━━ Data provided ━━

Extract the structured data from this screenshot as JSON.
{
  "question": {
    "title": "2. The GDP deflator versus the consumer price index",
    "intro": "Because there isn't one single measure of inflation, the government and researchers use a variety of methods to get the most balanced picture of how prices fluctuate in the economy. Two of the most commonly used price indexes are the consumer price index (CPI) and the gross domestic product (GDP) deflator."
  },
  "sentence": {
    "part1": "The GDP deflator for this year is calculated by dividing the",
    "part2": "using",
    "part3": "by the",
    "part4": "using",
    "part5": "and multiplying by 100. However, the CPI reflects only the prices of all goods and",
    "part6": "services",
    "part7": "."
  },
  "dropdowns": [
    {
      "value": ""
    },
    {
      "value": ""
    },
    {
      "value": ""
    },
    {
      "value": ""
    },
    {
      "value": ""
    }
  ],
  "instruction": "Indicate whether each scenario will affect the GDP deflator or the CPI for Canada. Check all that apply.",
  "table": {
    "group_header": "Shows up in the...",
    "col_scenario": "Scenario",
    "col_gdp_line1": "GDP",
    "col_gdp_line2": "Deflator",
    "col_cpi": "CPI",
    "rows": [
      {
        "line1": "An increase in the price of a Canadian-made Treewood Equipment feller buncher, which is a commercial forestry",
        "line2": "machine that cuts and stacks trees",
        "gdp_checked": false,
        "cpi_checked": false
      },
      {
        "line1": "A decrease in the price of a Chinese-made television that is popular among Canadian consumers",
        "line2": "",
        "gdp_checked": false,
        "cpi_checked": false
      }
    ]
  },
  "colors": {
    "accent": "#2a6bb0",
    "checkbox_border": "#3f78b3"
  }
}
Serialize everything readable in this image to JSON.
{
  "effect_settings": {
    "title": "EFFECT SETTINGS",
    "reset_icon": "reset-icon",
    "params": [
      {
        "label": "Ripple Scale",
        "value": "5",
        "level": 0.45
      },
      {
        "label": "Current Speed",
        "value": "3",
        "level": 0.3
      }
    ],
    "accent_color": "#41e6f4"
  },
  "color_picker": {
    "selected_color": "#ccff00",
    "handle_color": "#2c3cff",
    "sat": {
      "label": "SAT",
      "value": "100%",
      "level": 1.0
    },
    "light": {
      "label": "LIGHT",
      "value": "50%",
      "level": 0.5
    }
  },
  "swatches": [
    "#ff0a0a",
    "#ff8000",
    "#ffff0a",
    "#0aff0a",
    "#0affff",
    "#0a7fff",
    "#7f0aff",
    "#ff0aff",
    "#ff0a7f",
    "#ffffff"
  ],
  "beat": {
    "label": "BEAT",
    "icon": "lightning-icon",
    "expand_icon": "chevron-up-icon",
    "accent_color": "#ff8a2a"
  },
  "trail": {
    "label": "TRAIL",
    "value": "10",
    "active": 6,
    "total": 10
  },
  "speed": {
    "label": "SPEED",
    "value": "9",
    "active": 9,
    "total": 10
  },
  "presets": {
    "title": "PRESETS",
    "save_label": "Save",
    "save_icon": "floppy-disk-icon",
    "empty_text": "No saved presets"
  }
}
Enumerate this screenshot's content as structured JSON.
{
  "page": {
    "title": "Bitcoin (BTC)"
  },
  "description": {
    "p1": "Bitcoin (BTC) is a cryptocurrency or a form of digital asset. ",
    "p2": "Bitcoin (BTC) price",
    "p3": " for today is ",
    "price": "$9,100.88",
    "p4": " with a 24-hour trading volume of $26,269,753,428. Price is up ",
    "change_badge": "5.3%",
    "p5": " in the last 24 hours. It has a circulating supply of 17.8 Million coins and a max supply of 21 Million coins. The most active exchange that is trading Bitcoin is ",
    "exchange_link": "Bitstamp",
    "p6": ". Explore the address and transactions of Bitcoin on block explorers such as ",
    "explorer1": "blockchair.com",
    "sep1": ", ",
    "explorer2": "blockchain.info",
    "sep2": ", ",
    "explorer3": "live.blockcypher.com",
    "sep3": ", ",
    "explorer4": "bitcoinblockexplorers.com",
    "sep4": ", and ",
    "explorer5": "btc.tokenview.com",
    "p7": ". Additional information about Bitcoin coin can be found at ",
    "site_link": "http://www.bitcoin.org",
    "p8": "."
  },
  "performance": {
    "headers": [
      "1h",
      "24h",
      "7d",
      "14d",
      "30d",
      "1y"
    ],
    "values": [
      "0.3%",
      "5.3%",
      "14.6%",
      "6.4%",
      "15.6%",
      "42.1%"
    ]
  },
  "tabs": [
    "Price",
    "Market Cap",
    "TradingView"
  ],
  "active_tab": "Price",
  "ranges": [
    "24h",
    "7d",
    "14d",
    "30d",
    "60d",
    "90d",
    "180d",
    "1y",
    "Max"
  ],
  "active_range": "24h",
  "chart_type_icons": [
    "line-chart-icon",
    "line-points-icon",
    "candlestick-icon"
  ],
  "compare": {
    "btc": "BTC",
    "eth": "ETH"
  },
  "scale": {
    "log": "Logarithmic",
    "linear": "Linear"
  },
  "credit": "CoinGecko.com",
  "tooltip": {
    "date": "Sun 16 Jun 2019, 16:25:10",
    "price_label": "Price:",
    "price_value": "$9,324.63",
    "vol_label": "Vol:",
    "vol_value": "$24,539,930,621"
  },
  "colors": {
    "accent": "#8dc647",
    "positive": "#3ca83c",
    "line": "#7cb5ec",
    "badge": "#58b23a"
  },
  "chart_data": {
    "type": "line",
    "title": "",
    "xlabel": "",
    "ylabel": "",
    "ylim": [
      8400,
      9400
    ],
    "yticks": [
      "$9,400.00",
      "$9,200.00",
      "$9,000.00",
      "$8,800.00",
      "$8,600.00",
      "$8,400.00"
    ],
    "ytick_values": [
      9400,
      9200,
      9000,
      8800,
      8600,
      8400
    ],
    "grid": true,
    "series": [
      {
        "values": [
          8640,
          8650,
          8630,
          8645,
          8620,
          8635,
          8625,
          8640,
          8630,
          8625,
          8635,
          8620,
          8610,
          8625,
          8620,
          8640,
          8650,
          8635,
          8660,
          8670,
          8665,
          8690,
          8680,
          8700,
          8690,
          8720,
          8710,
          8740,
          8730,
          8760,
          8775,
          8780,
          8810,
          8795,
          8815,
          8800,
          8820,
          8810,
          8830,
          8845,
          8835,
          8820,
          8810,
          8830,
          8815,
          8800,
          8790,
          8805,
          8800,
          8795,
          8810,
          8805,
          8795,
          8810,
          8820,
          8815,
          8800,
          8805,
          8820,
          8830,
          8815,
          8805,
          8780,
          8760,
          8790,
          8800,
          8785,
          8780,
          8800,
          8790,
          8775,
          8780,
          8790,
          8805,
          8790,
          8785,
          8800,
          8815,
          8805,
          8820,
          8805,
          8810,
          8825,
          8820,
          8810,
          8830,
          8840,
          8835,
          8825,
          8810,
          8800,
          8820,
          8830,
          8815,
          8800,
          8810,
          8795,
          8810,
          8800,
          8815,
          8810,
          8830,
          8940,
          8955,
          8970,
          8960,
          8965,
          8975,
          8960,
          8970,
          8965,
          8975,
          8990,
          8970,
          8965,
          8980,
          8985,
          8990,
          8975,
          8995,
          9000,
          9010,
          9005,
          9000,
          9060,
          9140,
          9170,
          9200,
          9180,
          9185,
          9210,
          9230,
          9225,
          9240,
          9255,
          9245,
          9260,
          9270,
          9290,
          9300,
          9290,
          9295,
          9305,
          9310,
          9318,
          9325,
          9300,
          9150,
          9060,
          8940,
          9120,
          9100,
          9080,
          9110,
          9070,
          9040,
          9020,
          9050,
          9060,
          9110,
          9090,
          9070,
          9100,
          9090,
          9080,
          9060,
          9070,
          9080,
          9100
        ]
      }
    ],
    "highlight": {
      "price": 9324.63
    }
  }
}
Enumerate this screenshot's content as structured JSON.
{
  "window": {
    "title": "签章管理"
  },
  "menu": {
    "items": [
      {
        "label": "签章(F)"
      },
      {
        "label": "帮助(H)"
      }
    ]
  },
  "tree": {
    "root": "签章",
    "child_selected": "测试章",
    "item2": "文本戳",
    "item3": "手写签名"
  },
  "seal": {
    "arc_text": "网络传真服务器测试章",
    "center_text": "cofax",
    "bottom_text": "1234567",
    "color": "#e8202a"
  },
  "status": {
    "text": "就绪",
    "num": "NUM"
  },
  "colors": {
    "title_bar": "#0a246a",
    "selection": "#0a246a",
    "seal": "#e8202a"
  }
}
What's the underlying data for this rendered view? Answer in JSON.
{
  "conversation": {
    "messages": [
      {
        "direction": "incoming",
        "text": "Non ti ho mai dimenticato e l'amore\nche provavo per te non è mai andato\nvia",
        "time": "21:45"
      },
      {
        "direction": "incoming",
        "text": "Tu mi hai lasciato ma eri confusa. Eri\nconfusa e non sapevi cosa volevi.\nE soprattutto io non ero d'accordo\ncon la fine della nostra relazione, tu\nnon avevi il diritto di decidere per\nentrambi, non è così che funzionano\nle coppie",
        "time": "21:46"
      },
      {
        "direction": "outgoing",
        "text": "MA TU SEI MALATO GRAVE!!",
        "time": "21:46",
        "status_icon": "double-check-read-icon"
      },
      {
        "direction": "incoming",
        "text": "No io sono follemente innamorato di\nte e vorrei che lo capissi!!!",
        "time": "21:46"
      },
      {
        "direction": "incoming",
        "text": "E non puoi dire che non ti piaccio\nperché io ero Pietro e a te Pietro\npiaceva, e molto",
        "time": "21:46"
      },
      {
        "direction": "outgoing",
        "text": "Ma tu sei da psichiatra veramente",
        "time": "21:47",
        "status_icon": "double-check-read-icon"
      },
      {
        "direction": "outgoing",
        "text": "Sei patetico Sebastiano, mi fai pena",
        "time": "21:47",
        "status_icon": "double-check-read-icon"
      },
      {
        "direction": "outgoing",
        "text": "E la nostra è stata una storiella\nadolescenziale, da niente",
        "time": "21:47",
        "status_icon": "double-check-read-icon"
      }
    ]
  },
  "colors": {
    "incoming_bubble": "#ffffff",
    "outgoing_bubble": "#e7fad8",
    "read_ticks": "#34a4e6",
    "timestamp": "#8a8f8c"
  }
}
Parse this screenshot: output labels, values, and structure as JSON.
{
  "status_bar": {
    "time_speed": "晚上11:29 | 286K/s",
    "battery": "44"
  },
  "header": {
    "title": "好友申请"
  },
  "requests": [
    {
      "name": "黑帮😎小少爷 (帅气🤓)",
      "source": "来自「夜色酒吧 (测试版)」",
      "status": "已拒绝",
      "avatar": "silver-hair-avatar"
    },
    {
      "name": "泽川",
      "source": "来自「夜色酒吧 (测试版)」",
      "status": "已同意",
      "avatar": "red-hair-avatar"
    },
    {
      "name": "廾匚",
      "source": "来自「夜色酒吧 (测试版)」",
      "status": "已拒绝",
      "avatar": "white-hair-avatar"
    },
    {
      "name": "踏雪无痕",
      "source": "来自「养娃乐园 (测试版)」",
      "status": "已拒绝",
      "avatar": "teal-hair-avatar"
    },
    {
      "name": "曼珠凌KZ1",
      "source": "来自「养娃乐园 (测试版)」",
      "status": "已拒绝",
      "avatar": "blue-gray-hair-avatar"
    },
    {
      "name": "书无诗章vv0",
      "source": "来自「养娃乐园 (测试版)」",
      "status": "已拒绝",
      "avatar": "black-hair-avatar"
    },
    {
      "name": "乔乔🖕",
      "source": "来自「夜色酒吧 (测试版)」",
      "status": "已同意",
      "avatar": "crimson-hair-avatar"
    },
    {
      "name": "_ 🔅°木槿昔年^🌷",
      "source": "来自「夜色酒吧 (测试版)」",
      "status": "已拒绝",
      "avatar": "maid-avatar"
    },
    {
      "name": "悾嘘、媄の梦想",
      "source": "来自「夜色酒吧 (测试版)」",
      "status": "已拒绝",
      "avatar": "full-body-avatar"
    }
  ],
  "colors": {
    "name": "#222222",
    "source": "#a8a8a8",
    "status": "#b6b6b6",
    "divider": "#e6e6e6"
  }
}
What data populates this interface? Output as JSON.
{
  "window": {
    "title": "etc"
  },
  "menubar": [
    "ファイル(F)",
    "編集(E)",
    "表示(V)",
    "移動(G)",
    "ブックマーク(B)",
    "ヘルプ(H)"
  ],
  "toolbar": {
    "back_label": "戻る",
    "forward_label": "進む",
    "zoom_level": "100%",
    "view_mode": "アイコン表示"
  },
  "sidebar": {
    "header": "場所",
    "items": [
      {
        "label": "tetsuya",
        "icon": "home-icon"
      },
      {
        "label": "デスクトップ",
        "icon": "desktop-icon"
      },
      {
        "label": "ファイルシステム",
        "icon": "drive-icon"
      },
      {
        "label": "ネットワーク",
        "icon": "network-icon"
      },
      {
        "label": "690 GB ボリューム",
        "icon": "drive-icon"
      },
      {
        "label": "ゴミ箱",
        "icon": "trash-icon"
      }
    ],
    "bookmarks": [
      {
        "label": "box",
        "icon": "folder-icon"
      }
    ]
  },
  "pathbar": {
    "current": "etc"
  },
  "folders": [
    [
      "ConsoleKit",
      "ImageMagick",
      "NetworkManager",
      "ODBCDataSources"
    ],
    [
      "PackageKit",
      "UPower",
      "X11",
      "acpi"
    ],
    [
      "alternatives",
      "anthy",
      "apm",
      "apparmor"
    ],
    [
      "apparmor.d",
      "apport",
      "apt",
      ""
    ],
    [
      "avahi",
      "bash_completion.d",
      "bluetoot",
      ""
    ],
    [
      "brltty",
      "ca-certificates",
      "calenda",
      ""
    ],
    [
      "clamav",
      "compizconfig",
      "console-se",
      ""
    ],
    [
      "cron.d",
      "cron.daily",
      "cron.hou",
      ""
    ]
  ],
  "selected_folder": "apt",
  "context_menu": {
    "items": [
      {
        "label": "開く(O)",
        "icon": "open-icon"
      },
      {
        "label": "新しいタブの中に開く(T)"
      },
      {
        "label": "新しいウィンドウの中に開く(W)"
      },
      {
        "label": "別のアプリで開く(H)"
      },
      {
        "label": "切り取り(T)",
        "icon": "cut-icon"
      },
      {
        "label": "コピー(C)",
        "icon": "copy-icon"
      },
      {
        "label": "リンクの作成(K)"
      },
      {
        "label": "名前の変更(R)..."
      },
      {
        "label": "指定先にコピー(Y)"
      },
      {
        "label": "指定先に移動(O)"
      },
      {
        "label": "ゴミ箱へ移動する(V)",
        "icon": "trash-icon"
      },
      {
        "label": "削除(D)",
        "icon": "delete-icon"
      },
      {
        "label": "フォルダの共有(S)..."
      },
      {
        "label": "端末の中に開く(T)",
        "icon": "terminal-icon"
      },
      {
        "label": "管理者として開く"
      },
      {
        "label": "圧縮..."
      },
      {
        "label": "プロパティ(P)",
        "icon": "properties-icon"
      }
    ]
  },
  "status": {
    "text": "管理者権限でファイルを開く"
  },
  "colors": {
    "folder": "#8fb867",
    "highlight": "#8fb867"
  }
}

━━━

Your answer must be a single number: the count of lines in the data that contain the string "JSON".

- Task answer
7